“It goes back to the stigmas and stereotypes, myths and misperceptions that are keeping guidance counselors from talking about opportunities [in the trades] to the kids in their care,” says “Dirty Jobs” Host Mike Rowe. He says parents often push their kids to go to college, even if they did not. The result? About 62% of high school students enroll directly into college, but the financial return from a bachelor’s degree is softening, even as tuition debt soars. Nationwide, 30% of college students haven’t earned a degree within six years.
How Zoomers Want to Learn
Gen Z is comfortable and competent on mobile devices; they a are accustomed to instant access to information. They are less receptive than millennials (those born between 1981 and 1996) to classroom-style or book learning. They prefer visual instruction (images and video) as opposed to text-dense resources.
Researchers identify Gen Z learning preferences as on-demand, self-directed, customized, and independent. While expecting autonomy from authority, they also value collaboration and crowdsourcing. As digital natives, Gen Z’s online community is more international and inclusive than previous generations; and they are the most diverse employee group yet.
Zoomers prefer microlearning that delivers content in small, bite-sized pieces. They are digital natives accustomed to content flowing from multiple screens. Despite this, only one in five learning and development professionals plan to offer self-directed training to Gen Z workers in the future.
Tech Tools for the Next Generation
Forward-thinking companies are innovating training with technology. For construction job training, 70% of learning is experiential as opposed to 10% classroom work. Deploying technology to standardize processes can reduce upskilling time and callbacks, increase safety, and improve both job satisfaction and outcomes. Technology can also reduce costs and damage to equipment compared to traditional on-the-job training.

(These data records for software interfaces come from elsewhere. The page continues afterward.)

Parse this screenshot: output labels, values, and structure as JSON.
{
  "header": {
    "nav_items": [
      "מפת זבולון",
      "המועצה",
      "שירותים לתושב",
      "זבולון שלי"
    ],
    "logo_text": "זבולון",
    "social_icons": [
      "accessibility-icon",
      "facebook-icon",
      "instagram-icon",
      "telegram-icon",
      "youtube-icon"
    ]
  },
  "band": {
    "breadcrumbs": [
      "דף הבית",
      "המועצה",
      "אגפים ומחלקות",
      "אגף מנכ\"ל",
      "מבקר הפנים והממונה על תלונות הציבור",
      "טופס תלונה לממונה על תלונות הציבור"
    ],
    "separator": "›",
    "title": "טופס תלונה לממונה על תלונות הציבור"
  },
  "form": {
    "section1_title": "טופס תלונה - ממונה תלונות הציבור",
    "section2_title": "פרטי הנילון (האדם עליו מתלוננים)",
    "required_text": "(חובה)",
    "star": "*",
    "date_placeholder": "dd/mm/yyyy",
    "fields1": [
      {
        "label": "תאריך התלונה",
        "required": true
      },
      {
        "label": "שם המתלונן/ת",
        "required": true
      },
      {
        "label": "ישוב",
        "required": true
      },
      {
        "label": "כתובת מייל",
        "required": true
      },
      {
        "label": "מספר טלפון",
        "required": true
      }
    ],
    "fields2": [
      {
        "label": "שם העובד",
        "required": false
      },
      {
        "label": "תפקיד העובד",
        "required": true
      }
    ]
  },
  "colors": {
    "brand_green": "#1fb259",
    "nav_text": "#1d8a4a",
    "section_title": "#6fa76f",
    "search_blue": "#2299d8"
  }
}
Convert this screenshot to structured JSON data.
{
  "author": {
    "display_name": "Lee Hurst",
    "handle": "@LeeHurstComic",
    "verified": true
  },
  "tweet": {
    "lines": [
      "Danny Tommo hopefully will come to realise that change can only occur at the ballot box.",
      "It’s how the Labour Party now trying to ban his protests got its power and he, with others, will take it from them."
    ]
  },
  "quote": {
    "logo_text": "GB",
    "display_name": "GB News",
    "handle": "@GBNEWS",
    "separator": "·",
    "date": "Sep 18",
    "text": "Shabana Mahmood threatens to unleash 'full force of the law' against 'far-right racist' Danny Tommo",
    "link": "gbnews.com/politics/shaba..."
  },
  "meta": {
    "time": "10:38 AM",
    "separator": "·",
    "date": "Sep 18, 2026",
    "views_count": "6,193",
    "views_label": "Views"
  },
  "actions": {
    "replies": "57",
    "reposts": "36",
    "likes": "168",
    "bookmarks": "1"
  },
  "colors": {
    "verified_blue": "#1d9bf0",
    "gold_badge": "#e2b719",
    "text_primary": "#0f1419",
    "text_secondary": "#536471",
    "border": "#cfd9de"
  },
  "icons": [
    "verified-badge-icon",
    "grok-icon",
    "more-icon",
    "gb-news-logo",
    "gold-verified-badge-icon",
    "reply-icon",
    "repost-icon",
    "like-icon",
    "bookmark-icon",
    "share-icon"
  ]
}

There is a wide range of options, hardware, and costs associated with immersive learning technologies. Virtual reality (VR) requires a headset and content creation is relatively expensive. Airbus, Air France, and KLM collaborated to create VR training for workers maintaining aircraft engines. Porsche leverages VR technology in training 8,000 technicians working in service centers worldwide. Henkel Loctite also uses VR for vehicle training to make repairs faster, safer, and more reliable.
Augmented reality (AR) is less expensive and can be experienced with or without a headset. It requires a strong internet connection. Boeing technicians used AR on Google Glass to guide technicians through installation and maintenance of aircraft, significantly reducing time on task. BAE Systems has been working with AR for more than seven decades, advancing from helmets to glasses to impose computer-generated data over the real world. Arkema uses AR delivered to a tablet or HoloLens to guide inspectors through quality control of boiler making equipment.
Tesla, ASSA ABLOY, the U.S. Air Force, and Siemens Smart Infrastructure deliver immersive training to field service technicians’ mobile devices via the 3D interactive BILT app. These digital work instructions provide intuitive guidance at a lower cost than AR and VR and require neither a headset nor an internet connection for mobile devices, but will be available on Apple Vision Pro in 2024.
Besides job security and competitive salaries, the next generation of tradespeople, skilled workers, and field service technicians want to work for companies that provide training and upskilling with the latest technology.